Task details |
Lines in the listing below that contain the string "icon" are to be found and copied.

The data |
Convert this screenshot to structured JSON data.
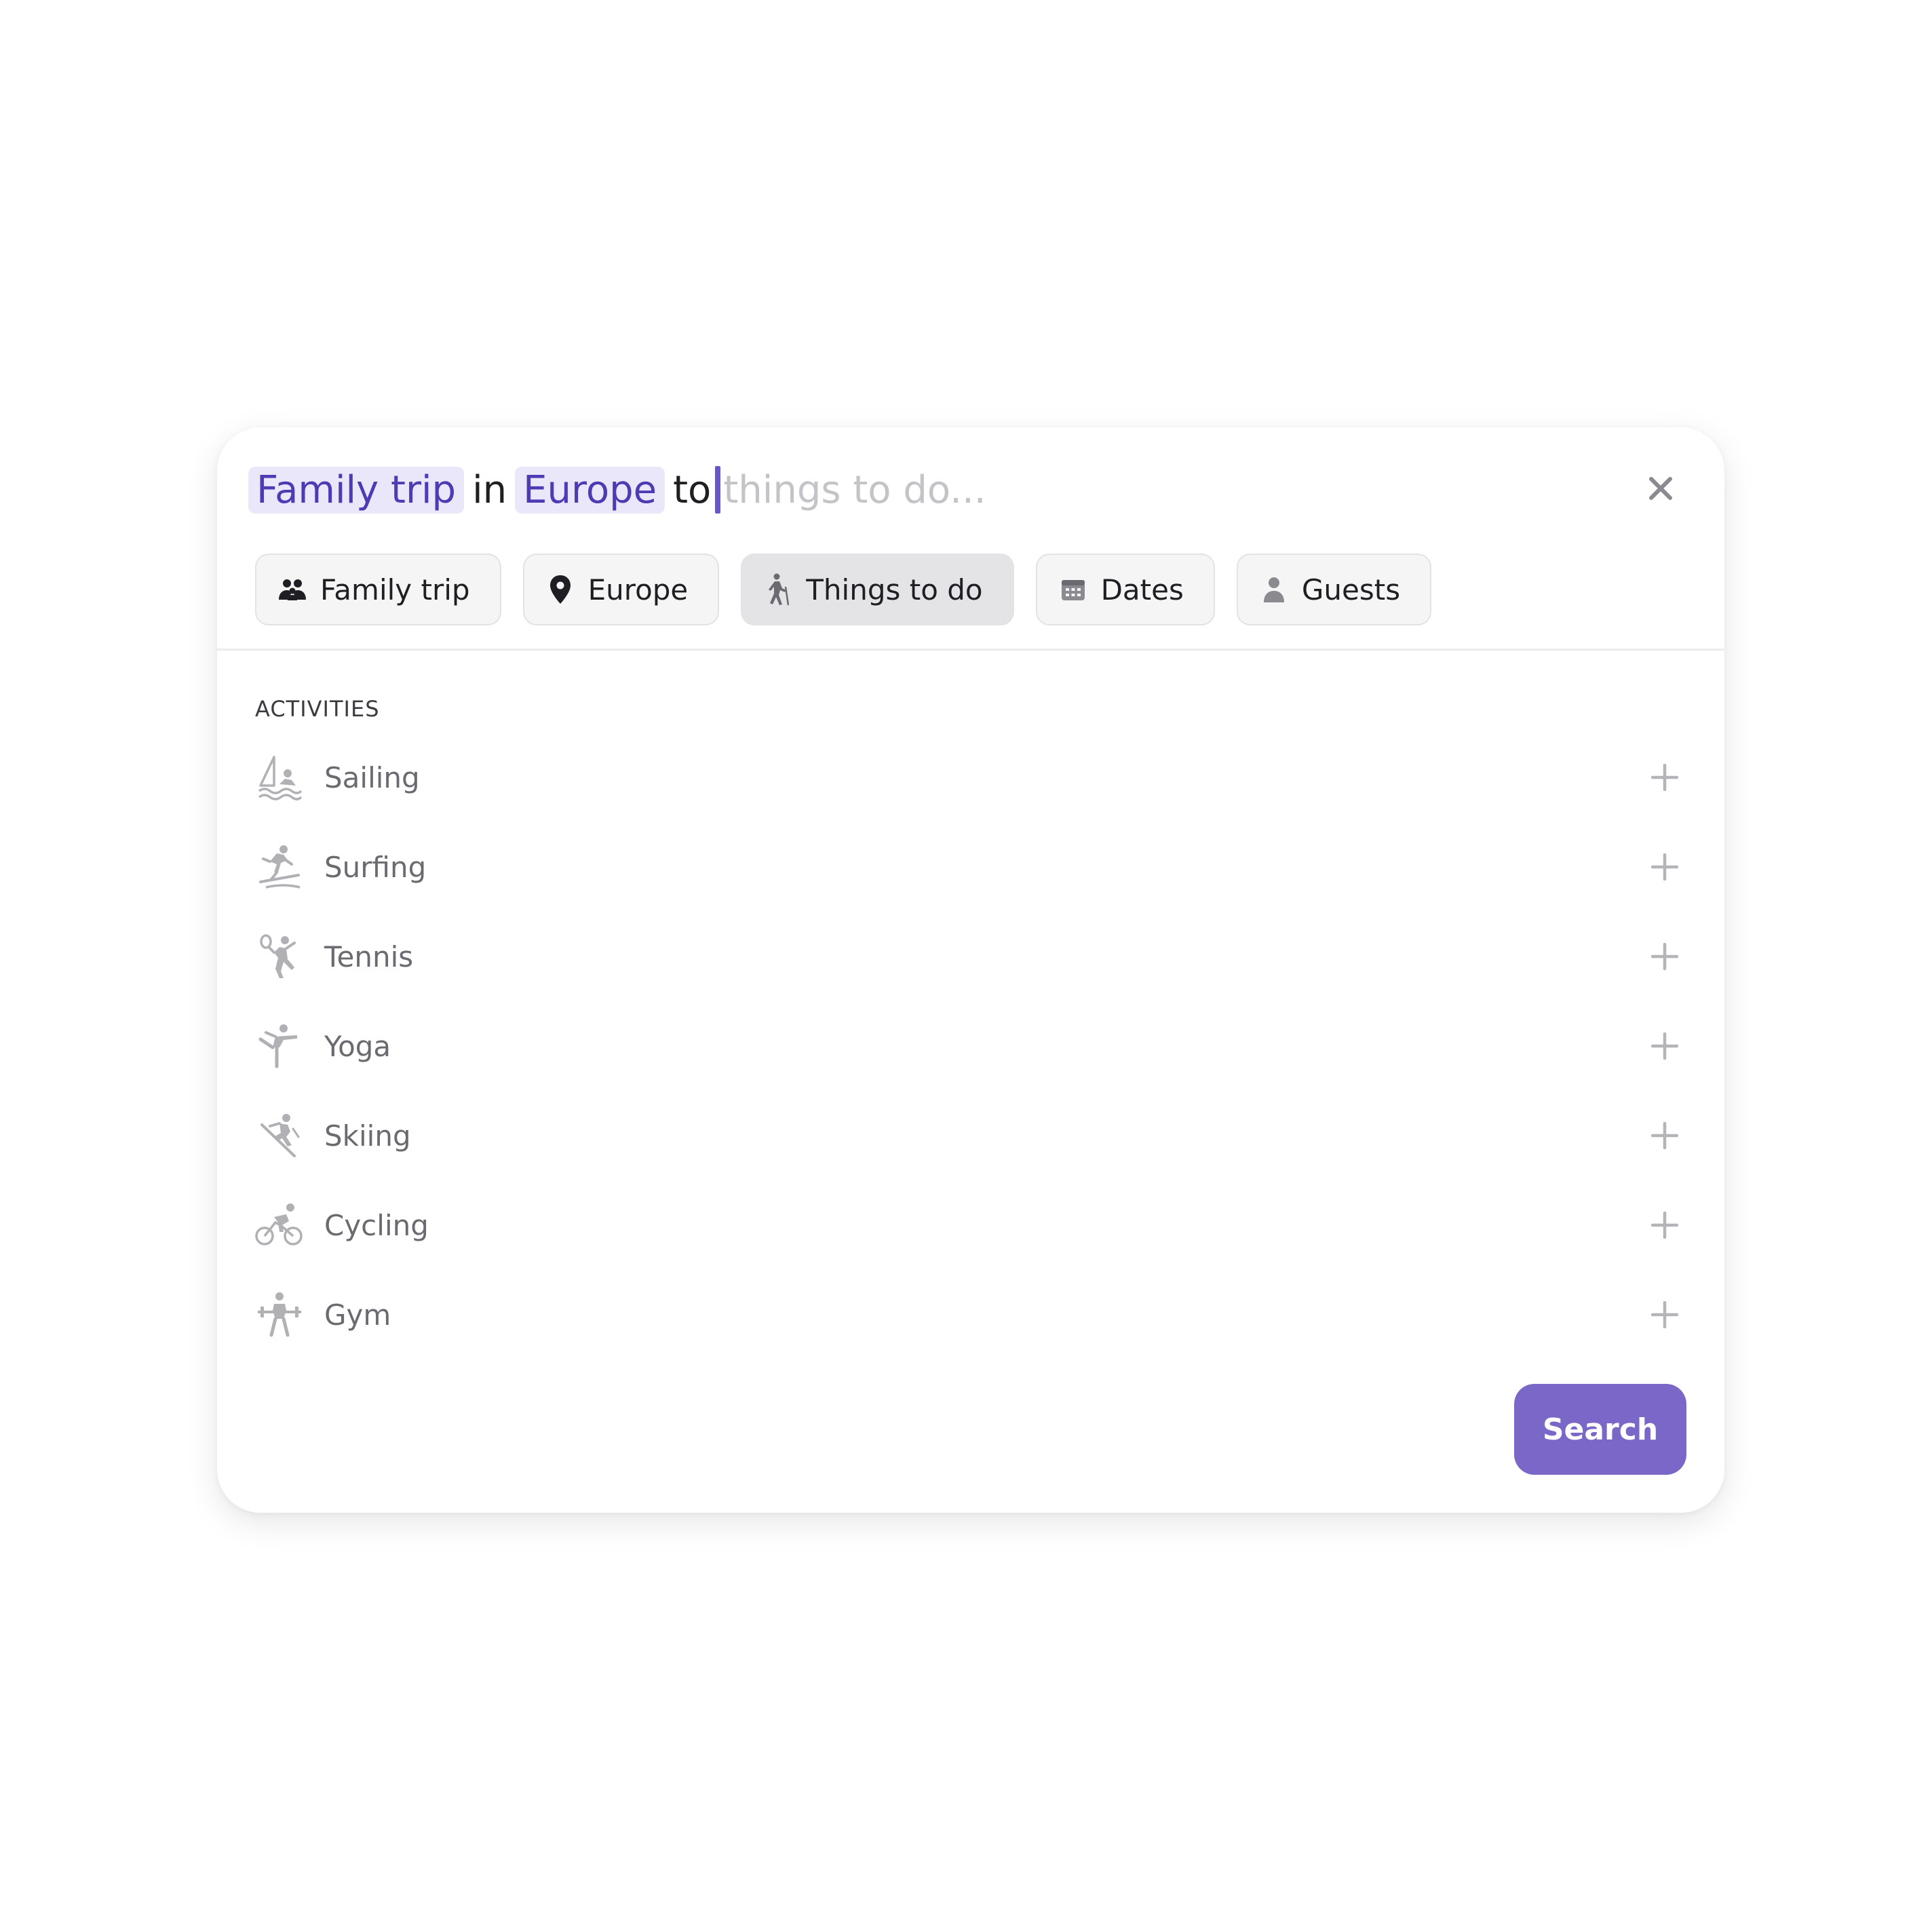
{
  "query": {
    "token_1": "Family trip",
    "word_1": "in",
    "token_2": "Europe",
    "word_2": "to",
    "placeholder": "things to do..."
  },
  "chips": [
    {
      "label": "Family trip",
      "icon": "family-icon"
    },
    {
      "label": "Europe",
      "icon": "location-pin-icon"
    },
    {
      "label": "Things to do",
      "icon": "hiking-icon",
      "selected": true
    },
    {
      "label": "Dates",
      "icon": "calendar-icon"
    },
    {
      "label": "Guests",
      "icon": "person-icon"
    }
  ],
  "section_title": "ACTIVITIES",
  "activities": [
    {
      "label": "Sailing",
      "icon": "sailing-icon"
    },
    {
      "label": "Surfing",
      "icon": "surfing-icon"
    },
    {
      "label": "Tennis",
      "icon": "tennis-icon"
    },
    {
      "label": "Yoga",
      "icon": "yoga-icon"
    },
    {
      "label": "Skiing",
      "icon": "skiing-icon"
    },
    {
      "label": "Cycling",
      "icon": "cycling-icon"
    },
    {
      "label": "Gym",
      "icon": "gym-icon"
    }
  ],
  "search_label": "Search",
  "colors": {
    "accent": "#7a67c8",
    "token_bg": "#ebe7fb",
    "token_text": "#4c3bb3"
  }
}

Result of the exercise |
      "icon": "family-icon"
      "icon": "location-pin-icon"
      "icon": "hiking-icon",
      "icon": "calendar-icon"
      "icon": "person-icon"
      "icon": "sailing-icon"
      "icon": "surfing-icon"
      "icon": "tennis-icon"
      "icon": "yoga-icon"
      "icon": "skiing-icon"
      "icon": "cycling-icon"
      "icon": "gym-icon"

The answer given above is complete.